▶ **Records supplied**:
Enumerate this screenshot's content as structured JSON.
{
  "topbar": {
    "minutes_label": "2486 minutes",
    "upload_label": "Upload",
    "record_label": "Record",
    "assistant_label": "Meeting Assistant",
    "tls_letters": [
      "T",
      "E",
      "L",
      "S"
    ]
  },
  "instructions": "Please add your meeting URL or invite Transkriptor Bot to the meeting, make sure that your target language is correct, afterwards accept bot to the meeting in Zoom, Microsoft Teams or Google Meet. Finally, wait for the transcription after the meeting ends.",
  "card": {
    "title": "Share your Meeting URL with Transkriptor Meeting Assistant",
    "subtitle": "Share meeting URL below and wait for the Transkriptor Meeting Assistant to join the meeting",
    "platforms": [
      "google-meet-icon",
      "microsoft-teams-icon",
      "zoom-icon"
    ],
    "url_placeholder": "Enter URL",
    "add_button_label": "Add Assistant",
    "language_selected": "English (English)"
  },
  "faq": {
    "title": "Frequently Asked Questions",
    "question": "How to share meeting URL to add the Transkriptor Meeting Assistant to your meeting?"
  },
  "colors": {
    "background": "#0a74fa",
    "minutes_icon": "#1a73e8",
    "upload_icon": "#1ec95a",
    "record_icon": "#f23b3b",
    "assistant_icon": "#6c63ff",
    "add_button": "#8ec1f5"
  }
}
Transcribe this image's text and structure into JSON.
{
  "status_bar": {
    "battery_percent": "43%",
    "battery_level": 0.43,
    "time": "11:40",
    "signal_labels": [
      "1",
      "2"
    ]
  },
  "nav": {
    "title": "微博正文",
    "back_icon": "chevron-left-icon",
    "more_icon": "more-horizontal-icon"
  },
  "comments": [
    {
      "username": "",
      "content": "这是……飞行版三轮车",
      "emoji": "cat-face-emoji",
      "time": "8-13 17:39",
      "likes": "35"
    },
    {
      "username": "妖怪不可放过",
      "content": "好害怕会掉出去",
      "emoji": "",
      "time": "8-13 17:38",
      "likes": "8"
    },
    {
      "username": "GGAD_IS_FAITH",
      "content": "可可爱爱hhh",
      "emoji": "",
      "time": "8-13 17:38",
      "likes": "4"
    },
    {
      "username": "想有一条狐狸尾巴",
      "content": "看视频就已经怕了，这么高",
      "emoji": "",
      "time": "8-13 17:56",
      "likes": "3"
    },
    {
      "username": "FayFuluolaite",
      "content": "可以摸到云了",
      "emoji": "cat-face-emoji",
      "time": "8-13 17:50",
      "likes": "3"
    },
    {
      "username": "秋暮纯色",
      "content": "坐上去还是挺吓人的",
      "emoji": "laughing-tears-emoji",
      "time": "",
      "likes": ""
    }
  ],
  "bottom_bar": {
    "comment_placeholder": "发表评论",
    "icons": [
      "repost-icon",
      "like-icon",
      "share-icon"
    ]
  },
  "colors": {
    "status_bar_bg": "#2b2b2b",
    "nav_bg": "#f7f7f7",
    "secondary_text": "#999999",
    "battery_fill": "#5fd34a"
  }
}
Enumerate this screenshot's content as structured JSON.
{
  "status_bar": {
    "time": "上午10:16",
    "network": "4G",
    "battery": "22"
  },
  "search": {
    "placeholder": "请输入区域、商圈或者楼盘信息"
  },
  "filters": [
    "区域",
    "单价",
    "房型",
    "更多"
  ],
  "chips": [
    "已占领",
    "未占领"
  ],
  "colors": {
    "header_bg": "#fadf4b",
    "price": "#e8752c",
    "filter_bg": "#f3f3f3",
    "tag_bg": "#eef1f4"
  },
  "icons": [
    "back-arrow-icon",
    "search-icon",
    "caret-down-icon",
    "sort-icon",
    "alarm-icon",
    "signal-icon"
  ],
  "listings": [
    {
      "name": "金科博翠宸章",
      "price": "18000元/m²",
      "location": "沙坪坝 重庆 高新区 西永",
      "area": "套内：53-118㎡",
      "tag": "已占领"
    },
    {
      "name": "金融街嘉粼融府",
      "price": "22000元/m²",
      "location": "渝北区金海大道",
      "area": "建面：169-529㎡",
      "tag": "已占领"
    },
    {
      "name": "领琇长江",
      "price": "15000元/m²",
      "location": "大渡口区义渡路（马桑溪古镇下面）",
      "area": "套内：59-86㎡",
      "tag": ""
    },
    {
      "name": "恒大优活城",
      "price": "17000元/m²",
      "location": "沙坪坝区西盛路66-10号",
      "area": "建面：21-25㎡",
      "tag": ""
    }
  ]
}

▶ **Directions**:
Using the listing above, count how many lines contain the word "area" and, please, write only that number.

▶ **Task result**:
4